Here's a short piece of text I was asked to write a couple of years back for a book on how to write comics. Although the book saw print my contribution wasn't included. This despite the book using pages from strips I'd written. As far as I can make out this was because that way the publishers only had to pay the artist (Bob Covington) instead of the both of us. Sigh.
Sometimes I think that a writer’s motto should be “Hurry up and wait.” You rush to meet a deadline then wait, biting your fingernails, to see if the finished product ever sees the light of day. Comics are even worse than prose in that respect because you never know how long it will take for the art and lettering to get done.
Michael Moorcock told me that he often recycles his prose stories as comics and vice versa, doubling the potential exposure the story will eventually receive. I’ve followed his example with a few of my own stories.

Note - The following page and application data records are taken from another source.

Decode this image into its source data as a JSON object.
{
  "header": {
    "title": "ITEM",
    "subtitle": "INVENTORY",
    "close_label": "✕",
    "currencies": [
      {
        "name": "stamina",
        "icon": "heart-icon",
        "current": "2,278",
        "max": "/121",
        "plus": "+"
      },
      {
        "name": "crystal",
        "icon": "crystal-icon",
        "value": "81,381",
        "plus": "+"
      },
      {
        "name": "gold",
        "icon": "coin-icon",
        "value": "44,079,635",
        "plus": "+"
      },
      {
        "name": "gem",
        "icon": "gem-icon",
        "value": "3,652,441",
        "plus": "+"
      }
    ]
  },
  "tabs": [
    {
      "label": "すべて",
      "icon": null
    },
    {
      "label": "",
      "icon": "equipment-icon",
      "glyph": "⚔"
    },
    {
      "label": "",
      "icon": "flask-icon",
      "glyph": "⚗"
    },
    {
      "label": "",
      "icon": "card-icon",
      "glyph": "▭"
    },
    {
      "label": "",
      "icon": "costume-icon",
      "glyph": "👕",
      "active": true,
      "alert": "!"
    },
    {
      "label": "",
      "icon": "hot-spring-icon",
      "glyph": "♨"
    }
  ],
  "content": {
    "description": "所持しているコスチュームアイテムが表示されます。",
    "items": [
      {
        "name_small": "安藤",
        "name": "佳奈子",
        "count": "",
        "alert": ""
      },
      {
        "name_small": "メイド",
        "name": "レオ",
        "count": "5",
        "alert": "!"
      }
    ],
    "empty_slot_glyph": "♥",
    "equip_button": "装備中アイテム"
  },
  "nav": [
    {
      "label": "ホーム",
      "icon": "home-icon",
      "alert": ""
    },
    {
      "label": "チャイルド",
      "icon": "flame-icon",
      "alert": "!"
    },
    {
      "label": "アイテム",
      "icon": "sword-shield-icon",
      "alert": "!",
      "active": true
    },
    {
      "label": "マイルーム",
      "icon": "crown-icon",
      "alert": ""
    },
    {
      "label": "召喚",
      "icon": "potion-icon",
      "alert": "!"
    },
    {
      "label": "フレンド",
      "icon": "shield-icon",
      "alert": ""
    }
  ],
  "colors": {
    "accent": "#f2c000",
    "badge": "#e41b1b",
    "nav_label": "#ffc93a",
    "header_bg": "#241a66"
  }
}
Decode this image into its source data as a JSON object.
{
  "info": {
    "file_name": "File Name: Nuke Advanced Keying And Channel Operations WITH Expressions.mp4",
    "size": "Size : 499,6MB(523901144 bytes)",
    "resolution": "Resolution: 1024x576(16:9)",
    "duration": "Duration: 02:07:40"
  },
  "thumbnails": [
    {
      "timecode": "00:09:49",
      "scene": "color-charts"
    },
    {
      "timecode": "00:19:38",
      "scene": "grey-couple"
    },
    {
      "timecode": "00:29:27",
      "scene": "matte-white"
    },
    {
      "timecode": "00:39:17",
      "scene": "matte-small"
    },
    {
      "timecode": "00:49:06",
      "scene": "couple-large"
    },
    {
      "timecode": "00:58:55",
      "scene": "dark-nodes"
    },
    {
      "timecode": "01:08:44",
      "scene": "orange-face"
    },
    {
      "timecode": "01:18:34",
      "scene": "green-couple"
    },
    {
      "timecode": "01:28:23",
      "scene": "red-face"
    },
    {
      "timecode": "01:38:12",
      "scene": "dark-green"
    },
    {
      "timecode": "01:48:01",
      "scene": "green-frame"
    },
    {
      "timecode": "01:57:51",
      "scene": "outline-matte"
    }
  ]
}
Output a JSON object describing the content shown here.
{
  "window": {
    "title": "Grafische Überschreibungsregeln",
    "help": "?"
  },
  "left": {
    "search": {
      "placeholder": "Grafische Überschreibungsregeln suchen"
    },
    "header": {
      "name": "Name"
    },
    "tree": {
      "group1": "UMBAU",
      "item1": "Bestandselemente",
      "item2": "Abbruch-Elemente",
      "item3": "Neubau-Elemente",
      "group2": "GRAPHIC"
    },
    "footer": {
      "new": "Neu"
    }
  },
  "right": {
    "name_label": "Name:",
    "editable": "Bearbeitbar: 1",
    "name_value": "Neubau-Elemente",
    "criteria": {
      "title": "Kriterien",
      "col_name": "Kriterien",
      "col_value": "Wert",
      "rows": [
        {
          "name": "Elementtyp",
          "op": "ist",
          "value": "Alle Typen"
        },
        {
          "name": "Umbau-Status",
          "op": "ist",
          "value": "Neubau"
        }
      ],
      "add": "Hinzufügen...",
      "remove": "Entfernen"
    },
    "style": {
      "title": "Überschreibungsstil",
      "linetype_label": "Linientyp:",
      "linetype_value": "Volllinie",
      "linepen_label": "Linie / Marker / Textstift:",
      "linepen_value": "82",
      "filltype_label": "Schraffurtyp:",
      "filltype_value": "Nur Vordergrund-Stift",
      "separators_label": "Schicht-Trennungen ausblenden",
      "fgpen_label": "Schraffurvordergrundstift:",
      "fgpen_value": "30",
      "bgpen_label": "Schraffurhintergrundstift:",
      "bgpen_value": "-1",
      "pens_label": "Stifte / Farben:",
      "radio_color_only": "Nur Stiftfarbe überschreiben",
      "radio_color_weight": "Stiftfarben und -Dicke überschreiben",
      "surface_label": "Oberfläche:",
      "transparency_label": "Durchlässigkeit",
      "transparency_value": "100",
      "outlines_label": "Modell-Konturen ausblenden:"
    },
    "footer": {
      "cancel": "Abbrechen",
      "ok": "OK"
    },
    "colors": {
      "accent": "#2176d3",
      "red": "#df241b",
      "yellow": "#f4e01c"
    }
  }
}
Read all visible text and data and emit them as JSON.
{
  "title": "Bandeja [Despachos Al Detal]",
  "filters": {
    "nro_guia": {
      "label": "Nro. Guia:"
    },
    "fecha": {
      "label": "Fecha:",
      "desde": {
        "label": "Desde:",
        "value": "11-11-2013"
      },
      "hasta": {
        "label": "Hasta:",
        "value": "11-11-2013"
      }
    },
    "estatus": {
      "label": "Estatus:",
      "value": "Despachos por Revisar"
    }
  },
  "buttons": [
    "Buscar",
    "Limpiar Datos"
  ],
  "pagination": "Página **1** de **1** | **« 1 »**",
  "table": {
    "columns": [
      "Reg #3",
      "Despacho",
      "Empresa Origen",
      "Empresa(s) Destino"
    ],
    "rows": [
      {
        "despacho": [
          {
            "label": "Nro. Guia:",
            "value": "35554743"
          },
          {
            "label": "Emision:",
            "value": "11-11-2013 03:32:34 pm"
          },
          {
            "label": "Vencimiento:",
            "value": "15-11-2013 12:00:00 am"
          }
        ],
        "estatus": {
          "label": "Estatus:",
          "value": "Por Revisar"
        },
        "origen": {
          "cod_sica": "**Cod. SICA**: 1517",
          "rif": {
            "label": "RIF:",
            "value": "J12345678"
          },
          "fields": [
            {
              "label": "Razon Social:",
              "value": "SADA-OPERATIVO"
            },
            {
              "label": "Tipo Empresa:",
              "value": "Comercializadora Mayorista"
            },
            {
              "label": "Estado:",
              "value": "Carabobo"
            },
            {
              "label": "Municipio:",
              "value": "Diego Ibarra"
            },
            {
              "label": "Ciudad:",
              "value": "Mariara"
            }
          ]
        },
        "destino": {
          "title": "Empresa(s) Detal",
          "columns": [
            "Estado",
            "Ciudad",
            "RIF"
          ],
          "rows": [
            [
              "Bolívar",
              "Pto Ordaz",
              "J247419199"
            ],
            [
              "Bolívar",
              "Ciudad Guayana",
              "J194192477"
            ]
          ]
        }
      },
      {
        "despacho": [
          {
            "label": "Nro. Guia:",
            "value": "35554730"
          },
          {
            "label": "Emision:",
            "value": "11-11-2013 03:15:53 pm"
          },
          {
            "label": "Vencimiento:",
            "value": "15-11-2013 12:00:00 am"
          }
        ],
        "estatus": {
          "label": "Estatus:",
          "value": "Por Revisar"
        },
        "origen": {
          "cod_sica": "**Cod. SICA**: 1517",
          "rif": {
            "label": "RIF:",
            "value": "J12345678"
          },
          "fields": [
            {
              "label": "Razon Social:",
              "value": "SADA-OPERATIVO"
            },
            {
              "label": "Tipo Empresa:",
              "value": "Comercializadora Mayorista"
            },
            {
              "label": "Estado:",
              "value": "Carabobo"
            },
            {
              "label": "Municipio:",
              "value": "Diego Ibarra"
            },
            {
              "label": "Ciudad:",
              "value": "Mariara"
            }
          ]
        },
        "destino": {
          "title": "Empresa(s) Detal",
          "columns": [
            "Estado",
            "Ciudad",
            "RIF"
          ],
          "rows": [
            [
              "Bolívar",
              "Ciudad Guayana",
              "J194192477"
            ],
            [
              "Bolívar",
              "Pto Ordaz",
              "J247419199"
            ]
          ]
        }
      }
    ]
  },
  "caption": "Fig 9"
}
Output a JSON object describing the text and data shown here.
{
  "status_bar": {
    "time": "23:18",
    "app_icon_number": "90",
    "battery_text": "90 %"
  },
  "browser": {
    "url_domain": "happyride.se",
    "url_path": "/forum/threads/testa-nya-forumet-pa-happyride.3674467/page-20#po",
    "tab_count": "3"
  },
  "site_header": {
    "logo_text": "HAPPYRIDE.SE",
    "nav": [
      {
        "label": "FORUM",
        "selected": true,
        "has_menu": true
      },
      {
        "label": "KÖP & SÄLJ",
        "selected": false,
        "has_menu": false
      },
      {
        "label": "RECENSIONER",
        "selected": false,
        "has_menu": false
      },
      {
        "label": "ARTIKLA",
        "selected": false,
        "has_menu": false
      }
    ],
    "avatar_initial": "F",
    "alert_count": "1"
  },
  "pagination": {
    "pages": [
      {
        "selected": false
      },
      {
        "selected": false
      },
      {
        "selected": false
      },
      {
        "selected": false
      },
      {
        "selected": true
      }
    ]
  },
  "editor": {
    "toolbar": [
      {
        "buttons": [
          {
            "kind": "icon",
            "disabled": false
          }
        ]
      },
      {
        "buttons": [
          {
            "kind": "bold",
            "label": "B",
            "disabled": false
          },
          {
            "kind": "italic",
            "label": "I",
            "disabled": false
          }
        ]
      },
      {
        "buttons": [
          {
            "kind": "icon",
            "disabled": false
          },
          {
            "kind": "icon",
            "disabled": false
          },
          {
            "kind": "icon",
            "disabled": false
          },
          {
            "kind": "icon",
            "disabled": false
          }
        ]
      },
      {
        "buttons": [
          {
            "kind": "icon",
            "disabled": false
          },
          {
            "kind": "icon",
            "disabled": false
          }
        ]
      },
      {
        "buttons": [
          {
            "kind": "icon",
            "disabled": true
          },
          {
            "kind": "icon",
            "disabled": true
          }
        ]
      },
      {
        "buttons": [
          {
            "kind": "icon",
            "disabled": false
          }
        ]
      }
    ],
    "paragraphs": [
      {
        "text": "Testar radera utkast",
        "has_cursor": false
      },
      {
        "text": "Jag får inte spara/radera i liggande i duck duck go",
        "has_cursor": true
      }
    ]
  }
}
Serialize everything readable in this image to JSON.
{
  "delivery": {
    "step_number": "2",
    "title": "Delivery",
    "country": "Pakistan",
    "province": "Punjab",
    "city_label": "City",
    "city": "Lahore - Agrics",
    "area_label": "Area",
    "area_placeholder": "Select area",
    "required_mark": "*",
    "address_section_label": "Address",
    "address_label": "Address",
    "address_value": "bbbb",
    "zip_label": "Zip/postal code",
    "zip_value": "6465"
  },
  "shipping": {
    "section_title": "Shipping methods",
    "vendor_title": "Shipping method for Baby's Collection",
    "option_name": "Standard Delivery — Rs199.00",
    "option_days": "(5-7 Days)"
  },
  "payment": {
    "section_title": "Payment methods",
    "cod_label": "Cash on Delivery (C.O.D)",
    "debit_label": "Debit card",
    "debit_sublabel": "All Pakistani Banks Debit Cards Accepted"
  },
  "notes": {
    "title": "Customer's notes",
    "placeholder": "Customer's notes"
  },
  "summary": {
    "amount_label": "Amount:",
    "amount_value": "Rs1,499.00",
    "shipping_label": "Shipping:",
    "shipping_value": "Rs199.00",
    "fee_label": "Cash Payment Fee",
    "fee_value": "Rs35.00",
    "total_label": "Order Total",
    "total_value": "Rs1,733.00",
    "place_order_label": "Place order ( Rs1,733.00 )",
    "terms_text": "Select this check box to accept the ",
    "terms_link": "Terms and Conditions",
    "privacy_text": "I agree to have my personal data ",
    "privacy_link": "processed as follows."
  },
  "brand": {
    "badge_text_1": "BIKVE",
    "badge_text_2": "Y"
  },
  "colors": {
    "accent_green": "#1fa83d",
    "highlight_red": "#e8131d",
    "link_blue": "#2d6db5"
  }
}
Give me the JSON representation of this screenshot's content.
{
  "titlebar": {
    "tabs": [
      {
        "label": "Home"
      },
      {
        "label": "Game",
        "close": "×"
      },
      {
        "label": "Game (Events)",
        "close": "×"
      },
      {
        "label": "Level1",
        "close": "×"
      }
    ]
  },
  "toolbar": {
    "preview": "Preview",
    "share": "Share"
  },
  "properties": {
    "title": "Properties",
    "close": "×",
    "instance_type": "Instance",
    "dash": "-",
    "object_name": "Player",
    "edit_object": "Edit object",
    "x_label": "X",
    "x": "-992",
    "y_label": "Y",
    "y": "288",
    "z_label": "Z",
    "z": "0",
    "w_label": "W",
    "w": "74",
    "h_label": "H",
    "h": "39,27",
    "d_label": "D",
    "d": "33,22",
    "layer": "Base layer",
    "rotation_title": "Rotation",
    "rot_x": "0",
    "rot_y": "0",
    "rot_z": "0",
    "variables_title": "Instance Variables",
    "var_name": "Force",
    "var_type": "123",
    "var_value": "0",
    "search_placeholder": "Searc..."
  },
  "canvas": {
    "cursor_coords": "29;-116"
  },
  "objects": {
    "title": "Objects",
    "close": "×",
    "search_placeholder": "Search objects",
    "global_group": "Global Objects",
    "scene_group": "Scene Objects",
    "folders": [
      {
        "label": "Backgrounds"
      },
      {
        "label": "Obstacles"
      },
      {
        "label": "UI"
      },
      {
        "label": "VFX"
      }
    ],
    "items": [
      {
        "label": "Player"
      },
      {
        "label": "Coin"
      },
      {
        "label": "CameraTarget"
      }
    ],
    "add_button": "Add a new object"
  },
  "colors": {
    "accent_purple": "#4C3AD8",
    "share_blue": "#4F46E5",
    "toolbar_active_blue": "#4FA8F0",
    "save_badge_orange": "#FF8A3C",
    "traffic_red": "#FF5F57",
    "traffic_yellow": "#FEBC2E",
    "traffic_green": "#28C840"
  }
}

Comics are a more collaborative medium than prose. When working with Bob Covington he suggested ways to visually enhance my scripts and I sketched breakdowns for a page he had trouble designing. And when I wrote the samurai fantasy Seppuku for Engine Comics Barry Renshaw made suggestions for improvements then happily accepted the reasons I gave for why some of them wouldn’t work. Of course some of his suggestions were right on the money so I cheerfully incorporated them into the script. (After all, I need someone else to blame if nobody likes the comic …)